RCS or respirable crystalline silica is one of the most common naturally occurring elements on the planet. Found in the earth’s crust crystalline silica is a key component of soil, sand, granite and other naturally occurring minerals. According to HSE, respirable crystalline silica (RCS) is the second biggest risk to construction workers, following asbestos. In fact, it was revealed that it was responsible for between 10 and 20 annual deaths over the last 10 years.
There are three main types of crystalline silica; Quartz is the most common, followed by cristobalite and tridymite.
Where can Silica Dust or Crystalline Silica be found?
Crystalline Silica can be encountered in a great number of industries including construction, marine, mining, quarrying, stone work, tunnelling, glass and ceramic manufacturing and foundry. Furthermore any abrasive activities that cut, chip, drill or grind can cause silica dust to form.
Other examples can include removal of paint, oils, rust or dust from a surface, concrete mixing, drilling or cutting, rock drilling, sawing, pneumatic drilling and abrasive blasting to smooth surfaces such as glass, or stone.
What are the risks of being exposed to silica dust?
Awareness of the dangers posed by breathing in RCS is increasing but still many workers do not fully understand health risks of RCS exposure. Respirable crystalline silica can cause irreversible fibro-cardiovascular diseases such as silicosis, cancer and even pulmonary tuberculosis. Silicosis in particular is incurable so workers who are exposed to silica are at big risk.
There are 3 types of silicosis:
- Chronic silicosis: This is the most common type and usually occurs after 10 years exposure to low level silica dust.
- Accelerated Silicosis: This takes 5 – 15 years to develop and is a result of high level exposure.
- Acute silicosis: In this case the individual has been exposed to very high levels of silica dust and symptoms will usually make themselves known within a matter of weeks.
Often symptoms of silicosis can take up-to 15 years to occur so it is important that workers are aware of what these may be so they know what to look out for:
- Debilitating shortness of breath
- Loud cough
- Feeling of weakness
- Weight loss
- Chest pains
- Night sweats
How to reduce exposure to silica dust/prevent silicosis?
- Conduct a detailed risk assessment to identify all hazards including RCS.
- Control exposure to dust wherever possible and make a conscious effort to minimise dust. Control of RCS at source is the first line of defence such as local extraction and dampening down dust.
- Use high quality dust extraction and suppression equipment and use correctly.
- Educate workers about the effects of silica dust and how to work safely in its environments.
- Keep PPE clean and remove all clothing worn in the environment before going home.

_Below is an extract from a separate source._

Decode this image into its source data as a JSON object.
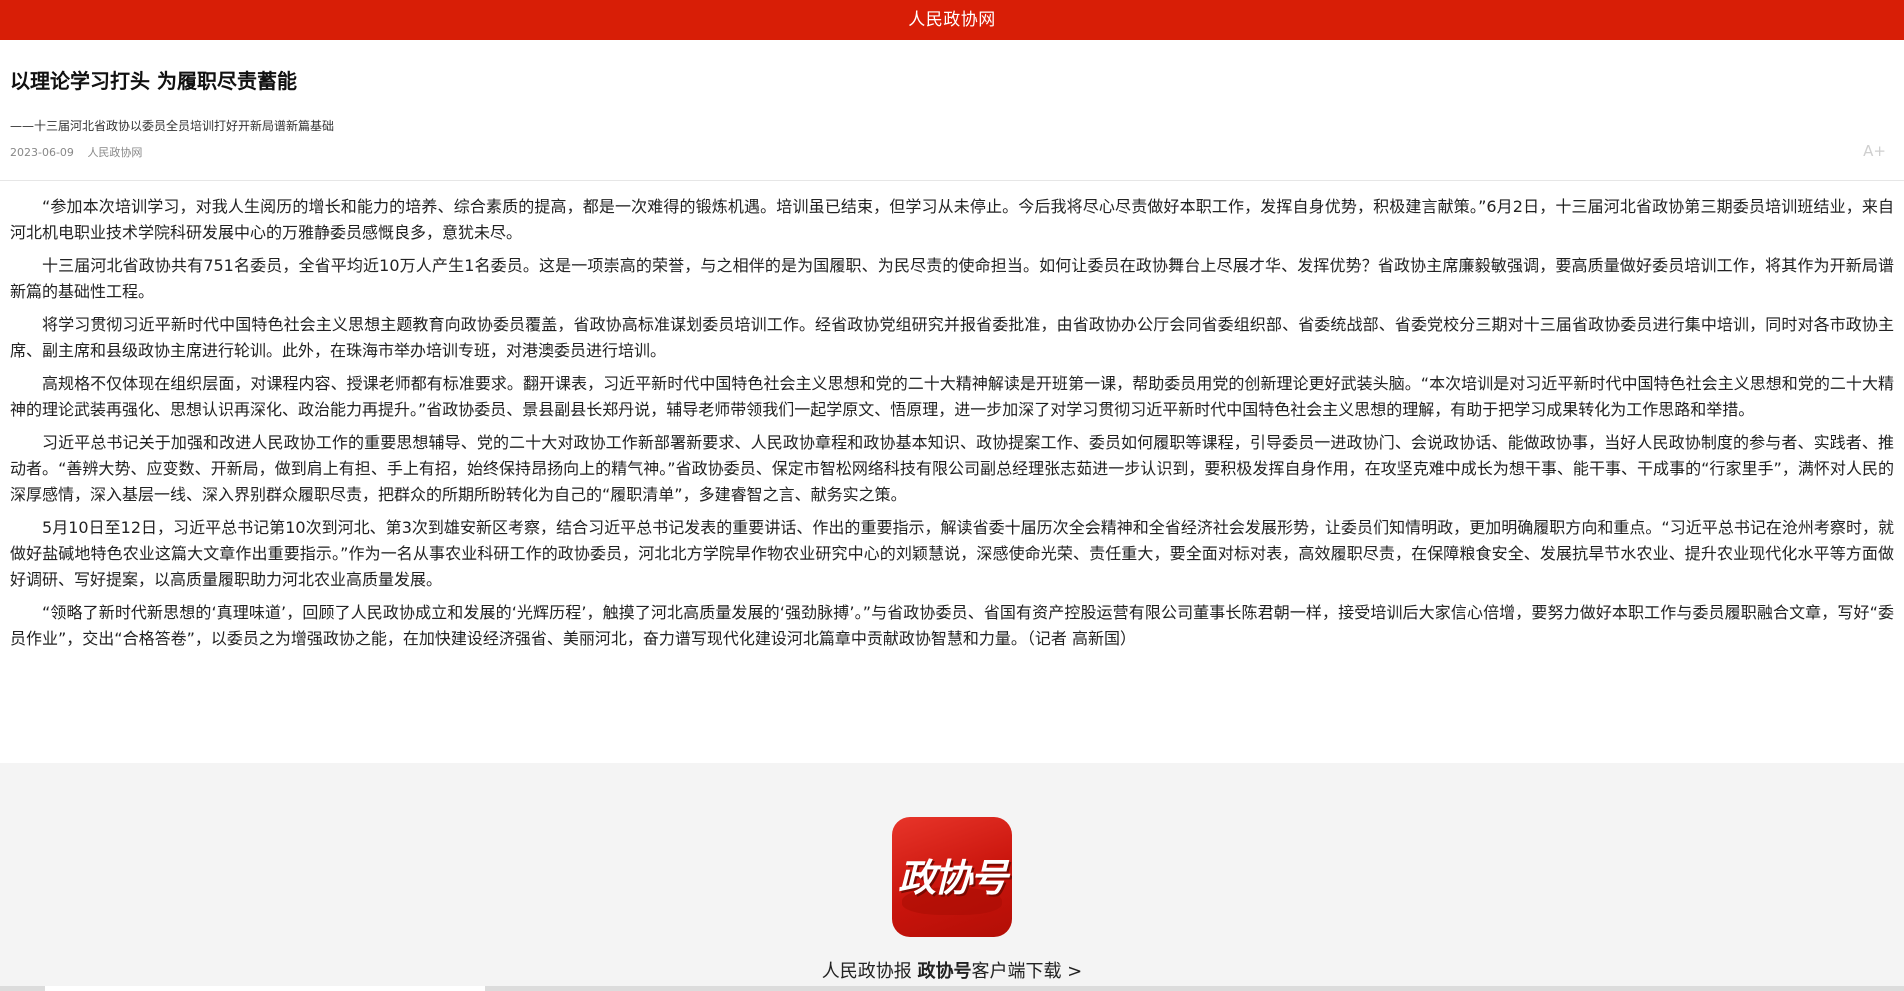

- Use a vacuum or wet sweep when cleaning rather than a dry sweep.
- Wear respiratory protection equipment (RPE).
So what RPE will protect you?
- Disposable half masks are not suitable for providing protection against RCS in all types of RCS-generating processes but may be suitable for some low level environments for example when clearing rubble and screening demolition material. HSE guidance states that the process of cutting paving and kerbstones with rotary cutters requires RPE with an assigned protection factor (APF) of at least 40, so a full-face fitted with P3 particle filter or powered air respirator with P3 particle filter.
- For a high level of protection use a Powered Air Respirator (PAPR) like the Scott Safety Duraflow combined with an FH31 or FH6 headtop. The Duraflow is comfortable for use over long periods of time and highly durable. Headtops are a great tool of protection as they don’t require a face fit, reducing the likelihood of leaks, and they offer protection to people with beards. The FH6 headtop also offers the added benefit of a built in hard hat, suitable for construction sites.
- The Promask2 with Pro2Flex filters is a low-profile full-face mask that offers a light-weight ergonomic design with a wide visor for an unobstructed field of vision. The Promask2 also offers clear speech technology and an airflow management system that prevents the visor from misting.
- AVIVA with Pro2Flex offers an affordable, quick and easy solution. This reusable half-mask is made with a comfortable, silicone free reflex seal meaning it is suitable for areas with paint spraying and can achieve easy fit. It also offers an innovative fit-check button for the wearer to ensure they have achieved a good seal. In addition, its intelligent voice panel means that the wearer can be clearly heard, eliminating the need for short-term mask removal to talk. It is also compatible with a wide range of other PPE.
As a general rule when purchasing RPE for those working in an RCS environment look at the initial risk assessment and consider the specific environment the worker will be in, the level of protection they will require and the length of time they will be required to wear the equipment for. Most importantly, ensure workers remain protected: RPE will save their lives. Be aware of the risks and invest in RPE.
Say RPE not RIP.